GIACOMO Rossini was only 20 years old when he wrote his short comic opera La Scala di Seta (The Silken Ladder) and while its story is full of youthful fun, there is no trace of the beginner in the music.
It was brought to the intimate surroundings of the Brownsword Hall in Poundbury by Opera Holloway, and performed to a packed and appreciative audience on a beautiful summer evening, when all it lacked was a place for an operatic picnic.
Giulia, ward of Dormont, has secretly married Dorvil, but her guardian has another suitor in mind.
Every night she lets a silken ladder down to the ground for her husband to climb, but things are getting complicated.
Dormont brings Blansac to court Giulia, and she decides to palm him off instead on her cousin Lucilla, at the same time as tricking the devoted servant Germano into a would be rendezvous which will make poor Dorvil jealous.
Midnight comes, and up climbs Dorvil, followed by Blansac, into a room where Germano is already hiding to get some tips on courtship. Lucilla is there too, and when Dormont arrives it’s time to dispel the confusion and sing your heart out.
This witty and energetic production, directed by Fiona Williams, was delightfully performed by this young company of opera singers at the start of their careers.

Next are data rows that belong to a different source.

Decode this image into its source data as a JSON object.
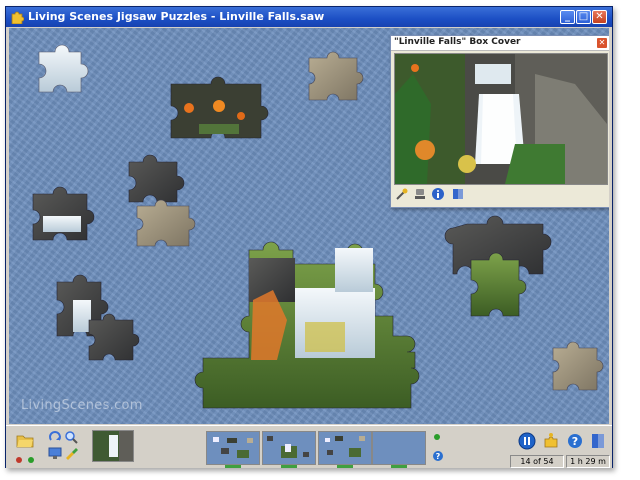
{
  "window": {
    "title": "Living Scenes Jigsaw Puzzles - Linville Falls.saw",
    "minimize_glyph": "_",
    "maximize_glyph": "□",
    "close_glyph": "✕"
  },
  "board": {
    "watermark": "LivingScenes.com",
    "background_color": "#6e8fbe"
  },
  "box_cover": {
    "title": "\"Linville Falls\" Box Cover",
    "close_glyph": "✕",
    "tools": [
      "magic-wand-icon",
      "stamp-icon",
      "info-icon",
      "book-icon"
    ]
  },
  "toolbar": {
    "icons_left": [
      "open-folder-icon",
      "rotate-icon",
      "magnify-icon",
      "monitor-icon",
      "brush-icon"
    ],
    "icons_right": [
      "pause-icon",
      "piece-helper-icon",
      "help-icon",
      "book-icon"
    ],
    "piece_count": "14 of 54",
    "elapsed_time": "1 h 29 m",
    "help_glyph": "?"
  },
  "colors": {
    "title_bar": "#1c4fc4",
    "pause_button": "#1f63c8",
    "help_button": "#2a6fd0",
    "status_green": "#2a9d2a",
    "status_red": "#c0392b"
  }
}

Callie Swarbrick’s beautifully sung Giulia was wittily matched by Sian Cameron’s Lucilla, and Shaun Aquilina and Jon Stainsby made the very most of Germano and Blansac in this sadly seldom performed romp.
If you get the chance to see this company again, take it.